Lois Siegel: Because She Can
For the past few years I’ve wondered why Lois Siegel shows her magazine-quality photographs of famous people on the walls of the Ottawa Bagel Shop. This isn’t a knock against the bagel joint; owner Vince Piazza is one of the private-sector’s biggest supporters of Ottawa art. But Siegel’s celebrity shots are a little out of the ordinary.
So I asked her why. This is a woman whose career in Montreal and, since 1992, in Ottawa has included most of the checkmarks that bring membership in Canadian entertainment’s A team: in film, directing, producing, casting and marketing; in photography, arts, culture, corporate, news and sports; a professorship in video production at the University of Ottawa; and an armload of Canadian and American awards.
So why, with this resume and now into her 60s, is she displaying work in local venues and contributing stories and photographs to community newspapers like the Centretown Buzz, Glebe Report and Kitchissippi Times?
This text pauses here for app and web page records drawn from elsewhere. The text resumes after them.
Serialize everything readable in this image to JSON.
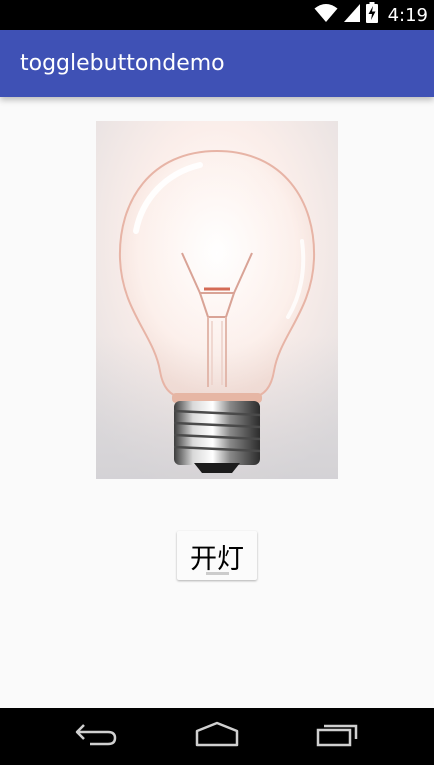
{
  "status_bar": {
    "time": "4:19",
    "icons": [
      "wifi-icon",
      "cell-signal-icon",
      "battery-charging-icon"
    ]
  },
  "app_bar": {
    "title": "togglebuttondemo",
    "color": "#3f51b5"
  },
  "main": {
    "image": {
      "icon": "light-bulb-image"
    },
    "toggle": {
      "label": "开灯",
      "checked": false,
      "indicator_color": "#cccccc"
    }
  },
  "nav_bar": {
    "buttons": [
      "back-icon",
      "home-icon",
      "recent-apps-icon"
    ]
  }
}
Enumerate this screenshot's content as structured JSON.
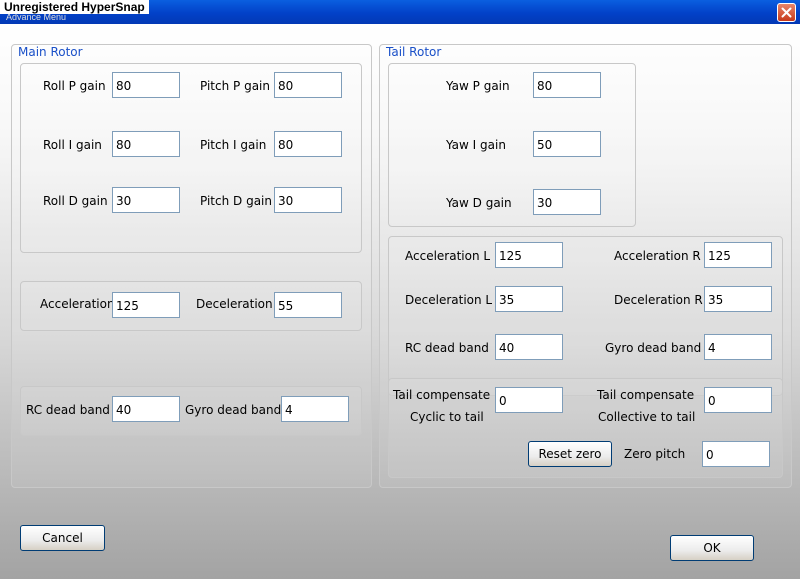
{
  "window": {
    "watermark": "Unregistered HyperSnap",
    "title": "Advance Menu"
  },
  "main_rotor": {
    "title": "Main Rotor",
    "roll_p_label": "Roll P gain",
    "roll_p": "80",
    "roll_i_label": "Roll I gain",
    "roll_i": "80",
    "roll_d_label": "Roll D gain",
    "roll_d": "30",
    "pitch_p_label": "Pitch P gain",
    "pitch_p": "80",
    "pitch_i_label": "Pitch I gain",
    "pitch_i": "80",
    "pitch_d_label": "Pitch D gain",
    "pitch_d": "30",
    "acceleration_label": "Acceleration",
    "acceleration": "125",
    "deceleration_label": "Deceleration",
    "deceleration": "55",
    "rc_dead_band_label": "RC dead band",
    "rc_dead_band": "40",
    "gyro_dead_band_label": "Gyro dead band",
    "gyro_dead_band": "4"
  },
  "tail_rotor": {
    "title": "Tail Rotor",
    "yaw_p_label": "Yaw P gain",
    "yaw_p": "80",
    "yaw_i_label": "Yaw I gain",
    "yaw_i": "50",
    "yaw_d_label": "Yaw D gain",
    "yaw_d": "30",
    "accel_l_label": "Acceleration L",
    "accel_l": "125",
    "accel_r_label": "Acceleration R",
    "accel_r": "125",
    "decel_l_label": "Deceleration L",
    "decel_l": "35",
    "decel_r_label": "Deceleration R",
    "decel_r": "35",
    "rc_dead_band_label": "RC dead band",
    "rc_dead_band": "40",
    "gyro_dead_band_label": "Gyro dead band",
    "gyro_dead_band": "4",
    "tail_comp_cyclic_label_1": "Tail compensate",
    "tail_comp_cyclic_label_2": "Cyclic to tail",
    "tail_comp_cyclic": "0",
    "tail_comp_collective_label_1": "Tail compensate",
    "tail_comp_collective_label_2": "Collective to tail",
    "tail_comp_collective": "0",
    "reset_zero_label": "Reset zero",
    "zero_pitch_label": "Zero pitch",
    "zero_pitch": "0"
  },
  "buttons": {
    "cancel": "Cancel",
    "ok": "OK"
  },
  "icons": {
    "close": "close-icon"
  }
}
Her short answer is “because I can.” The longer explanation is because she’s never planned any of her career, simply following where her passion leads, and the joy she gets from this extemporaneousness has created her success.
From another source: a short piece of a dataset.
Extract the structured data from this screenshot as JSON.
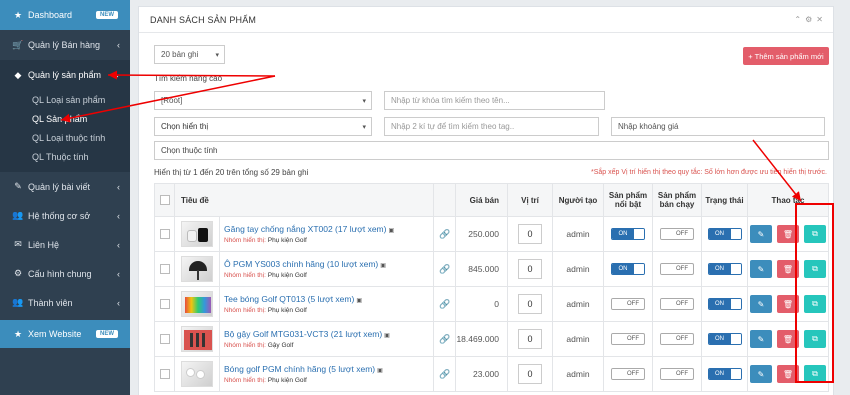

It’s an addiction, and as with any addiction, the first taste is usually free. Siegel got that growing up in the United States with parents who didn’t like to stay in one place for very long: seven cities in six states by the time she was 12 and the family settled in Ohio. She took journalism at Ohio University but still couldn’t resist checking out the next field just across the fence. She took summer French courses at the Université de Paris (better known as The Sorbonne) and at McGill University in Montreal.
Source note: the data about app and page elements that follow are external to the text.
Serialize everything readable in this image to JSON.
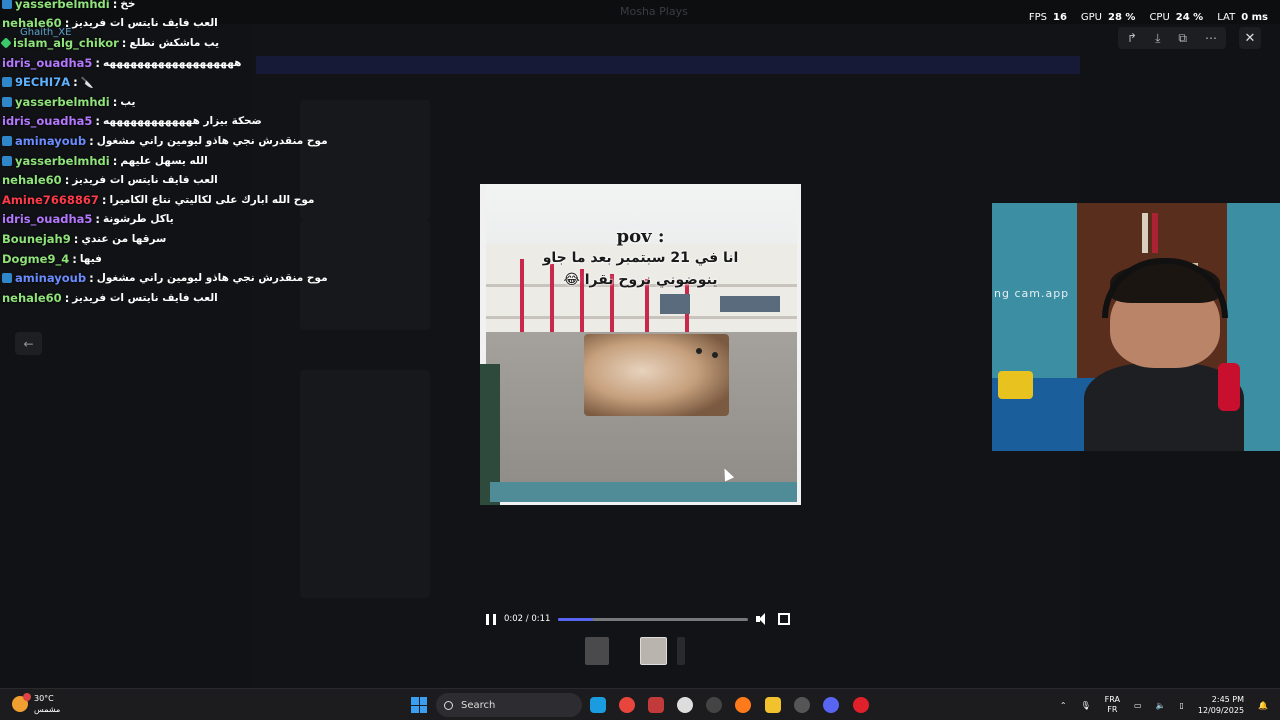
{
  "app": {
    "title": "Mosha Plays",
    "ghaith_label": "Ghaith_XE"
  },
  "stats": {
    "fps_label": "FPS",
    "fps_value": "16",
    "gpu_label": "GPU",
    "gpu_value": "28 %",
    "cpu_label": "CPU",
    "cpu_value": "24 %",
    "lat_label": "LAT",
    "lat_value": "0 ms"
  },
  "chat": [
    {
      "user": "yasserbelmhdi",
      "color": "#8fe37a",
      "badge": "prime",
      "msg": "خخ"
    },
    {
      "user": "nehale60",
      "color": "#8fe37a",
      "badge": "",
      "msg": "العب فايف نايتس ات فريديز"
    },
    {
      "user": "islam_alg_chikor",
      "color": "#8fe37a",
      "badge": "gem",
      "msg": "يب ماشكش نطلع"
    },
    {
      "user": "idris_ouadha5",
      "color": "#b478ff",
      "badge": "",
      "msg": "هههههههههههههههههههه"
    },
    {
      "user": "9ECHI7A",
      "color": "#5fb2ff",
      "badge": "prime",
      "msg": "🔪"
    },
    {
      "user": "yasserbelmhdi",
      "color": "#8fe37a",
      "badge": "prime",
      "msg": "يب"
    },
    {
      "user": "idris_ouadha5",
      "color": "#b478ff",
      "badge": "",
      "msg": "ضحكة بيزار هههههههههههههه"
    },
    {
      "user": "aminayoub",
      "color": "#6b8cff",
      "badge": "prime",
      "msg": "موح منقدرش نجي هاذو ليومين راني مشغول"
    },
    {
      "user": "yasserbelmhdi",
      "color": "#8fe37a",
      "badge": "prime",
      "msg": "الله يسهل عليهم"
    },
    {
      "user": "nehale60",
      "color": "#8fe37a",
      "badge": "",
      "msg": "العب فايف نايتس ات فريديز"
    },
    {
      "user": "Amine7668867",
      "color": "#ff3b4a",
      "badge": "",
      "msg": "موح الله ابارك على لكاليتي نتاع الكاميرا"
    },
    {
      "user": "idris_ouadha5",
      "color": "#b478ff",
      "badge": "",
      "msg": "ياكل طرشونة"
    },
    {
      "user": "Bounejah9",
      "color": "#8fe37a",
      "badge": "",
      "msg": "سرقها من عندي"
    },
    {
      "user": "Dogme9_4",
      "color": "#8fe37a",
      "badge": "",
      "msg": "فيها"
    },
    {
      "user": "aminayoub",
      "color": "#6b8cff",
      "badge": "prime",
      "msg": "موح منقدرش نجي هاذو ليومين راني مشغول"
    },
    {
      "user": "nehale60",
      "color": "#8fe37a",
      "badge": "",
      "msg": "العب فايف نايتس ات فريديز"
    }
  ],
  "video": {
    "pov": "pov :",
    "line1": "انا في 21 سبتمبر بعد ما جاو",
    "line2": "ينوضوني نروح نقرا 😂",
    "time": "0:02 / 0:11",
    "progress": 0.18
  },
  "webcam": {
    "overlay_text": "ng cam.app"
  },
  "taskbar": {
    "temperature": "30°C",
    "weather": "مشمس",
    "search": "Search",
    "lang1": "FRA",
    "lang2": "FR",
    "time": "2:45 PM",
    "date": "12/09/2025"
  }
}
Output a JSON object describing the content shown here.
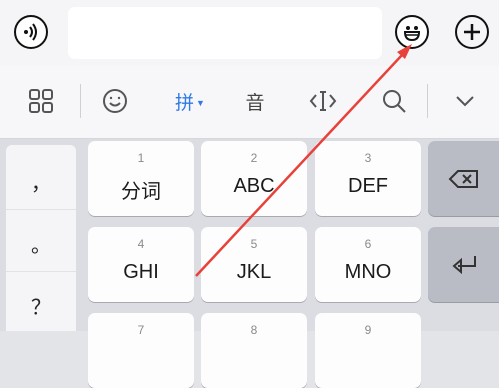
{
  "input_bar": {
    "voice_icon": "voice-icon",
    "text_value": "",
    "emoji_icon": "emoji-icon",
    "plus_icon": "plus-icon"
  },
  "toolbar": {
    "items": [
      {
        "icon": "grid-icon"
      },
      {
        "icon": "smiley-icon"
      },
      {
        "label": "拼",
        "icon": "triangle-down-icon",
        "active": true
      },
      {
        "label": "音"
      },
      {
        "icon": "cursor-icon"
      },
      {
        "icon": "search-icon"
      },
      {
        "icon": "chevron-down-icon"
      }
    ],
    "accent_color": "#2f7ae5"
  },
  "punctuation": [
    "，",
    "。",
    "？"
  ],
  "keys": [
    {
      "num": "1",
      "label": "分词"
    },
    {
      "num": "2",
      "label": "ABC"
    },
    {
      "num": "3",
      "label": "DEF"
    },
    {
      "num": "4",
      "label": "GHI"
    },
    {
      "num": "5",
      "label": "JKL"
    },
    {
      "num": "6",
      "label": "MNO"
    },
    {
      "num": "7",
      "label": ""
    },
    {
      "num": "8",
      "label": ""
    },
    {
      "num": "9",
      "label": ""
    }
  ],
  "function_keys": [
    "backspace-icon",
    "enter-icon"
  ],
  "annotation": {
    "type": "arrow",
    "color": "#e8413a"
  }
}
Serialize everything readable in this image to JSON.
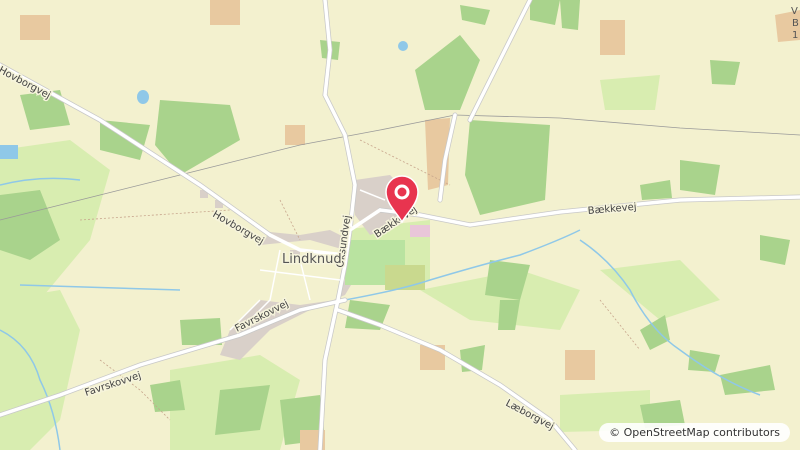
{
  "map": {
    "place_name": "Lindknud",
    "marker_icon": "map-pin-icon",
    "marker_color": "#e8344f",
    "roads": {
      "hovborgvej": "Hovborgvej",
      "oksdundvej": "Oksundvej",
      "baekkevej_upper": "Bækkevej",
      "baekkevej_lower": "Bækkevej",
      "favrskovvej_upper": "Favrskovvej",
      "favrskovvej_lower": "Favrskovvej",
      "laeborgvej": "Læborgvej",
      "other_road": "Favrskovvej"
    },
    "edge_fragments": [
      "V",
      "B",
      "1"
    ],
    "attribution": "© OpenStreetMap contributors",
    "colors": {
      "land": "#f3f1cf",
      "forest": "#a9d38c",
      "meadow": "#d8edb0",
      "water": "#8fc8e8",
      "road": "#ffffff",
      "building": "#d9d0c9",
      "farm": "#e8c9a0"
    }
  }
}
Montreal won her peripatetic heart, even if the only job she could get was as a teacher of English as Second Language for the federal government, not the secure position in the 1960s that it is today. Her real love was the film camera; it got her teaching at Concordia and then a place in a National Film Board workshop that eventually led to her Genie-Award winning Stunt People documentary.
For the following three decades she danced with high-profile work, most of it in still photography. She built a network that didn’t guarantee jobs, just put her near the front of the line. But it was fiercely competitive; the only rule was that you had to follow someone else’s rules; the bigger the celebrity, the stricter the rules. It had two noticeable effects: she developed a style of conversation that still includes free-association and references well-known names, and she grew tired of the protocol that the industry demanded of its players.
“I don’t like what’s happening. It’s become a fad. The complexities, the rules and legalities, are sucking the life out of it. What are you going to do, sue me and then I become famous because you sued me? No thanks,” she says.
So she started doing small because “it’s fun and I get to choose what I want to do, like a story I’m interested in or a whole page of photos. Celebrities made a career for me; now I’m trying to make celebrities out of local artists.”
As I write this she’s also playing the fiddle with the Lyon Street Celtic Band at Almonte’s Celtfest. She knows that Google now uses cross links rather than keywords to determine rankings on its search page, and at about 1,500 visitors a day, her constantly mutating Website is probably the most-popular private site in Ottawa. She’s also just finished writing a magazine article about learning to play the fiddle when you turn 50.
“None of it is planned. It just happens every day when I get an idea, and I’ve never worried where it’s going to take me.” Maybe this is the answer to that original question about why she does what she does. The beauty of it is that it doesn’t need words, just action; she just chooses something she finds passion in and then figures out how it works as she goes along.